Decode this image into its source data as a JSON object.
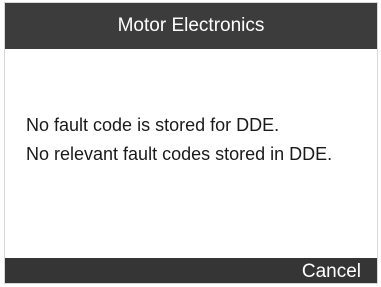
{
  "window": {
    "title": "Motor Electronics"
  },
  "message": {
    "lines": [
      "No fault code is stored for DDE.",
      "No relevant fault codes stored in DDE."
    ]
  },
  "footer": {
    "cancel_label": "Cancel"
  },
  "colors": {
    "title_bar": "#3c3c3c",
    "footer_bar": "#353535",
    "background": "#ffffff",
    "text": "#1a1a1a"
  }
}
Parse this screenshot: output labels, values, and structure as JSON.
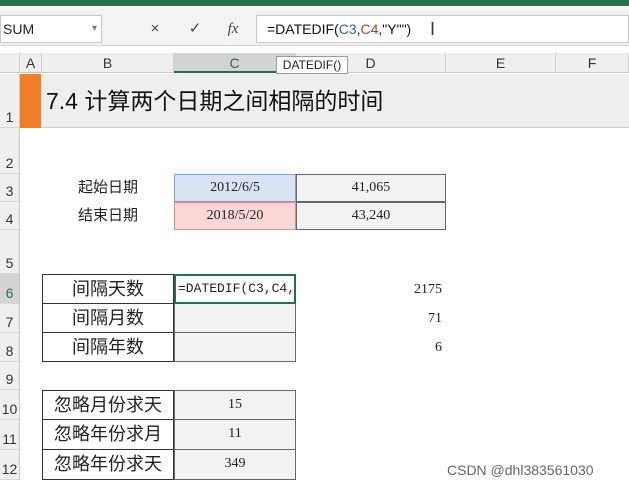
{
  "name_box": {
    "value": "SUM"
  },
  "formula_bar": {
    "cancel_icon": "×",
    "enter_icon": "✓",
    "fx_label": "fx",
    "formula_prefix": "=DATEDIF(",
    "ref1": "C3",
    "sep1": ",",
    "ref2": "C4",
    "formula_suffix": ",\"Y\"\")"
  },
  "tooltip": "DATEDIF()",
  "columns": [
    "A",
    "B",
    "C",
    "D",
    "E",
    "F"
  ],
  "rows": [
    "1",
    "2",
    "3",
    "4",
    "5",
    "6",
    "7",
    "8",
    "9",
    "10",
    "11",
    "12"
  ],
  "title": "7.4 计算两个日期之间相隔的时间",
  "dates": [
    {
      "label": "起始日期",
      "date": "2012/6/5",
      "serial": "41,065"
    },
    {
      "label": "结束日期",
      "date": "2018/5/20",
      "serial": "43,240"
    }
  ],
  "intervals": [
    {
      "label": "间隔天数",
      "cell": "=DATEDIF(C3,C4,",
      "result": "2175"
    },
    {
      "label": "间隔月数",
      "cell": "",
      "result": "71"
    },
    {
      "label": "间隔年数",
      "cell": "",
      "result": "6"
    }
  ],
  "ignore": [
    {
      "label": "忽略月份求天",
      "value": "15"
    },
    {
      "label": "忽略年份求月",
      "value": "11"
    },
    {
      "label": "忽略年份求天",
      "value": "349"
    }
  ],
  "watermark": "CSDN @dhl383561030",
  "colors": {
    "excel_green": "#217346",
    "accent_orange": "#f07e26"
  }
}
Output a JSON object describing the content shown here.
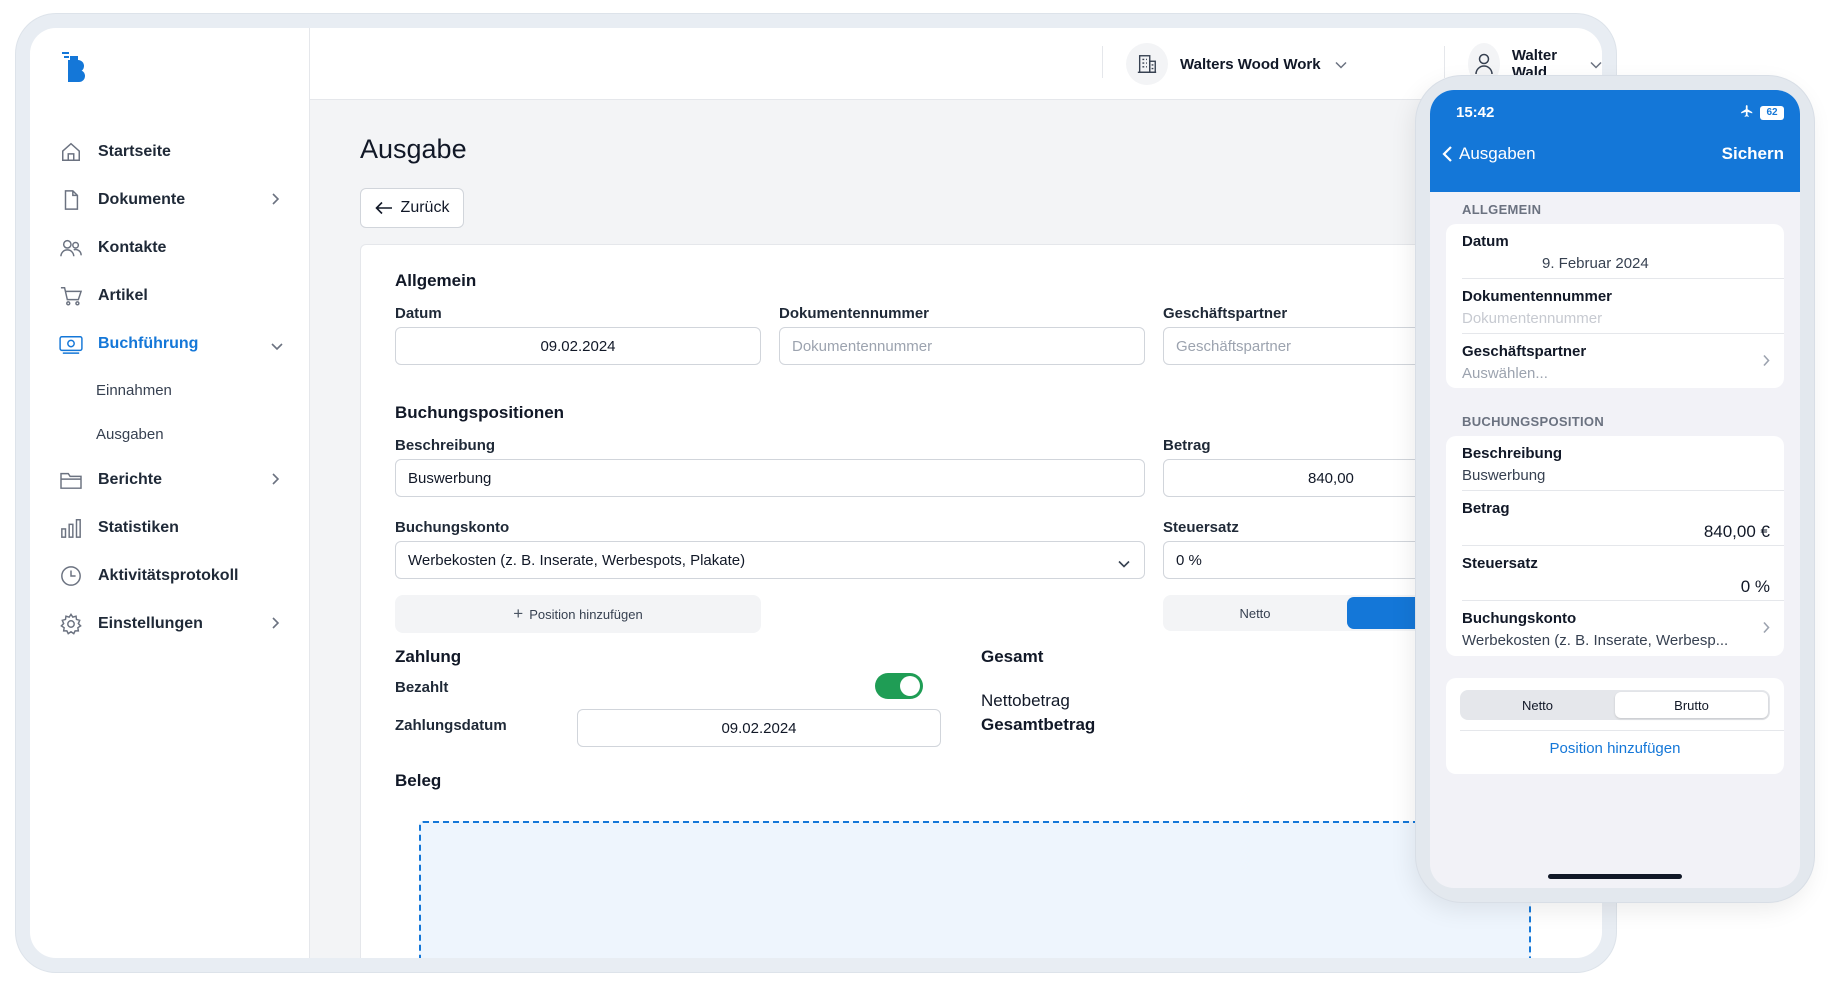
{
  "topbar": {
    "company": "Walters Wood Work",
    "user": "Walter Wald"
  },
  "sidebar": {
    "items": [
      {
        "label": "Startseite",
        "icon": "home-icon"
      },
      {
        "label": "Dokumente",
        "icon": "document-icon"
      },
      {
        "label": "Kontakte",
        "icon": "contacts-icon"
      },
      {
        "label": "Artikel",
        "icon": "cart-icon"
      },
      {
        "label": "Buchführung",
        "icon": "money-icon"
      },
      {
        "label": "Berichte",
        "icon": "folder-icon"
      },
      {
        "label": "Statistiken",
        "icon": "chart-icon"
      },
      {
        "label": "Aktivitätsprotokoll",
        "icon": "clock-icon"
      },
      {
        "label": "Einstellungen",
        "icon": "gear-icon"
      }
    ],
    "sub_items": [
      "Einnahmen",
      "Ausgaben"
    ]
  },
  "main": {
    "title": "Ausgabe",
    "back_label": "Zurück",
    "general": {
      "title": "Allgemein",
      "date_label": "Datum",
      "date_value": "09.02.2024",
      "docnum_label": "Dokumentennummer",
      "docnum_placeholder": "Dokumentennummer",
      "partner_label": "Geschäftspartner",
      "partner_placeholder": "Geschäftspartner"
    },
    "positions": {
      "title": "Buchungspositionen",
      "desc_label": "Beschreibung",
      "desc_value": "Buswerbung",
      "amount_label": "Betrag",
      "amount_value": "840,00",
      "account_label": "Buchungskonto",
      "account_value": "Werbekosten (z. B. Inserate, Werbespots, Plakate)",
      "tax_label": "Steuersatz",
      "tax_value": "0 %",
      "add_label": "Position hinzufügen",
      "netto_label": "Netto"
    },
    "payment": {
      "title": "Zahlung",
      "paid_label": "Bezahlt",
      "paid": true,
      "date_label": "Zahlungsdatum",
      "date_value": "09.02.2024"
    },
    "total": {
      "title": "Gesamt",
      "net_label": "Nettobetrag",
      "gross_label": "Gesamtbetrag"
    },
    "receipt": {
      "title": "Beleg"
    }
  },
  "phone": {
    "time": "15:42",
    "battery": "62",
    "back_label": "Ausgaben",
    "save_label": "Sichern",
    "general": {
      "title": "ALLGEMEIN",
      "date_label": "Datum",
      "date_value": "9. Februar 2024",
      "docnum_label": "Dokumentennummer",
      "docnum_placeholder": "Dokumentennummer",
      "partner_label": "Geschäftspartner",
      "partner_placeholder": "Auswählen..."
    },
    "position": {
      "title": "BUCHUNGSPOSITION",
      "desc_label": "Beschreibung",
      "desc_value": "Buswerbung",
      "amount_label": "Betrag",
      "amount_value": "840,00 €",
      "tax_label": "Steuersatz",
      "tax_value": "0 %",
      "account_label": "Buchungskonto",
      "account_value": "Werbekosten (z. B. Inserate, Werbesp..."
    },
    "segment": {
      "netto": "Netto",
      "brutto": "Brutto"
    },
    "add_label": "Position hinzufügen"
  },
  "colors": {
    "accent": "#1477d8",
    "toggle_on": "#1f9d55"
  }
}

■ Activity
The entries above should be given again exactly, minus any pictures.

■ Expected answer
Decode this image into its source data as a JSON object.
{
  "window": {
    "title": "Motor Electronics"
  },
  "message": {
    "lines": [
      "No fault code is stored for DDE.",
      "No relevant fault codes stored in DDE."
    ]
  },
  "footer": {
    "cancel_label": "Cancel"
  },
  "colors": {
    "title_bar": "#3c3c3c",
    "footer_bar": "#353535",
    "background": "#ffffff",
    "text": "#1a1a1a"
  }
}
Parse this screenshot: output labels, values, and structure as JSON.
{
  "name_box": {
    "value": "SUM"
  },
  "formula_bar": {
    "cancel_icon": "×",
    "enter_icon": "✓",
    "fx_label": "fx",
    "formula_prefix": "=DATEDIF(",
    "ref1": "C3",
    "sep1": ",",
    "ref2": "C4",
    "formula_suffix": ",\"Y\"\")"
  },
  "tooltip": "DATEDIF()",
  "columns": [
    "A",
    "B",
    "C",
    "D",
    "E",
    "F"
  ],
  "rows": [
    "1",
    "2",
    "3",
    "4",
    "5",
    "6",
    "7",
    "8",
    "9",
    "10",
    "11",
    "12"
  ],
  "title": "7.4 计算两个日期之间相隔的时间",
  "dates": [
    {
      "label": "起始日期",
      "date": "2012/6/5",
      "serial": "41,065"
    },
    {
      "label": "结束日期",
      "date": "2018/5/20",
      "serial": "43,240"
    }
  ],
  "intervals": [
    {
      "label": "间隔天数",
      "cell": "=DATEDIF(C3,C4,",
      "result": "2175"
    },
    {
      "label": "间隔月数",
      "cell": "",
      "result": "71"
    },
    {
      "label": "间隔年数",
      "cell": "",
      "result": "6"
    }
  ],
  "ignore": [
    {
      "label": "忽略月份求天",
      "value": "15"
    },
    {
      "label": "忽略年份求月",
      "value": "11"
    },
    {
      "label": "忽略年份求天",
      "value": "349"
    }
  ],
  "watermark": "CSDN @dhl383561030",
  "colors": {
    "excel_green": "#217346",
    "accent_orange": "#f07e26"
  }
}
Output a JSON object describing the content shown here.
{
  "topbar": {
    "company": "Walters Wood Work",
    "user": "Walter Wald"
  },
  "sidebar": {
    "items": [
      {
        "label": "Startseite",
        "icon": "home-icon"
      },
      {
        "label": "Dokumente",
        "icon": "document-icon"
      },
      {
        "label": "Kontakte",
        "icon": "contacts-icon"
      },
      {
        "label": "Artikel",
        "icon": "cart-icon"
      },
      {
        "label": "Buchführung",
        "icon": "money-icon"
      },
      {
        "label": "Berichte",
        "icon": "folder-icon"
      },
      {
        "label": "Statistiken",
        "icon": "chart-icon"
      },
      {
        "label": "Aktivitätsprotokoll",
        "icon": "clock-icon"
      },
      {
        "label": "Einstellungen",
        "icon": "gear-icon"
      }
    ],
    "sub_items": [
      "Einnahmen",
      "Ausgaben"
    ]
  },
  "main": {
    "title": "Ausgabe",
    "back_label": "Zurück",
    "general": {
      "title": "Allgemein",
      "date_label": "Datum",
      "date_value": "09.02.2024",
      "docnum_label": "Dokumentennummer",
      "docnum_placeholder": "Dokumentennummer",
      "partner_label": "Geschäftspartner",
      "partner_placeholder": "Geschäftspartner"
    },
    "positions": {
      "title": "Buchungspositionen",
      "desc_label": "Beschreibung",
      "desc_value": "Buswerbung",
      "amount_label": "Betrag",
      "amount_value": "840,00",
      "account_label": "Buchungskonto",
      "account_value": "Werbekosten (z. B. Inserate, Werbespots, Plakate)",
      "tax_label": "Steuersatz",
      "tax_value": "0 %",
      "add_label": "Position hinzufügen",
      "netto_label": "Netto"
    },
    "payment": {
      "title": "Zahlung",
      "paid_label": "Bezahlt",
      "paid": true,
      "date_label": "Zahlungsdatum",
      "date_value": "09.02.2024"
    },
    "total": {
      "title": "Gesamt",
      "net_label": "Nettobetrag",
      "gross_label": "Gesamtbetrag"
    },
    "receipt": {
      "title": "Beleg"
    }
  },
  "phone": {
    "time": "15:42",
    "battery": "62",
    "back_label": "Ausgaben",
    "save_label": "Sichern",
    "general": {
      "title": "ALLGEMEIN",
      "date_label": "Datum",
      "date_value": "9. Februar 2024",
      "docnum_label": "Dokumentennummer",
      "docnum_placeholder": "Dokumentennummer",
      "partner_label": "Geschäftspartner",
      "partner_placeholder": "Auswählen..."
    },
    "position": {
      "title": "BUCHUNGSPOSITION",
      "desc_label": "Beschreibung",
      "desc_value": "Buswerbung",
      "amount_label": "Betrag",
      "amount_value": "840,00 €",
      "tax_label": "Steuersatz",
      "tax_value": "0 %",
      "account_label": "Buchungskonto",
      "account_value": "Werbekosten (z. B. Inserate, Werbesp..."
    },
    "segment": {
      "netto": "Netto",
      "brutto": "Brutto"
    },
    "add_label": "Position hinzufügen"
  },
  "colors": {
    "accent": "#1477d8",
    "toggle_on": "#1f9d55"
  }
}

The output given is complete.